= REQUIRED WORK =
Please copy each line from the entries that contains the string "application".

§ §

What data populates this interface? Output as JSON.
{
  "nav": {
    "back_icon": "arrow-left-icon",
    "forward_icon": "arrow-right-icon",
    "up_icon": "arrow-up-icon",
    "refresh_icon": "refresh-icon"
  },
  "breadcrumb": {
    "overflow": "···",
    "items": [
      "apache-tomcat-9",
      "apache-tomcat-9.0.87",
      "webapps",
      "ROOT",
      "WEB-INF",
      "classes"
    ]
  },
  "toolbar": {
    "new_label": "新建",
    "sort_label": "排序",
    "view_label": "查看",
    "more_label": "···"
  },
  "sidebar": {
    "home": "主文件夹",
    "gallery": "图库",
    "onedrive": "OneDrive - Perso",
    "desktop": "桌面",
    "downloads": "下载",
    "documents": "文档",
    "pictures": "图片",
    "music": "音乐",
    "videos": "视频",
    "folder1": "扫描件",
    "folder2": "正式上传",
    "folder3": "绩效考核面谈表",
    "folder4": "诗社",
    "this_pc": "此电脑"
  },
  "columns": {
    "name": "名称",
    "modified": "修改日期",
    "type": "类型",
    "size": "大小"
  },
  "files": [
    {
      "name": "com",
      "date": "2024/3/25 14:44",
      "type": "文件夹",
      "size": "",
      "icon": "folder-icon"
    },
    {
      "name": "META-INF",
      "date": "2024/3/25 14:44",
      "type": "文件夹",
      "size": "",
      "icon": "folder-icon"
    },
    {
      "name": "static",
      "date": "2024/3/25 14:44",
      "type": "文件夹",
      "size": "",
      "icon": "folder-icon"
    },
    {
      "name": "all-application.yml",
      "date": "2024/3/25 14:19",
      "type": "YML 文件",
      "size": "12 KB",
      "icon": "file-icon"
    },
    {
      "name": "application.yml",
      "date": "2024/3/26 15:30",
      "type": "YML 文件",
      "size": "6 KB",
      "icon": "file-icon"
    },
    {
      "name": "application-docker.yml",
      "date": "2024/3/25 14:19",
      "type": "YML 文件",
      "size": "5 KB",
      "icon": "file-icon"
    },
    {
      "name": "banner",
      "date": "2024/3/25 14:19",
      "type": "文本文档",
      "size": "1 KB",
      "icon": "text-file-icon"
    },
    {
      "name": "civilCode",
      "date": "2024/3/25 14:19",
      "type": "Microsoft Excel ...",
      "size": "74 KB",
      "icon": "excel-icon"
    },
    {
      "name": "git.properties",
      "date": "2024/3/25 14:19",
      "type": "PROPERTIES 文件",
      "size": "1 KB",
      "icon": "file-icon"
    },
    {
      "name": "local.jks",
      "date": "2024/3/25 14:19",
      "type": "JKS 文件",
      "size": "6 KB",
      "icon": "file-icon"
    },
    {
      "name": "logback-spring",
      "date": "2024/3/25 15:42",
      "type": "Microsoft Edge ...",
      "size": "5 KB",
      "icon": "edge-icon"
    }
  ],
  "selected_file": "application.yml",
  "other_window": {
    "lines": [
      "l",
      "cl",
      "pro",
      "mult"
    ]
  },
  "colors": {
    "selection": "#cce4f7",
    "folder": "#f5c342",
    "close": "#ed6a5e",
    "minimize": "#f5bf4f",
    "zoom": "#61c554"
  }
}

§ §

= OUTPUT =
      "name": "all-application.yml",
      "name": "application.yml",
      "name": "application-docker.yml",
  "selected_file": "application.yml",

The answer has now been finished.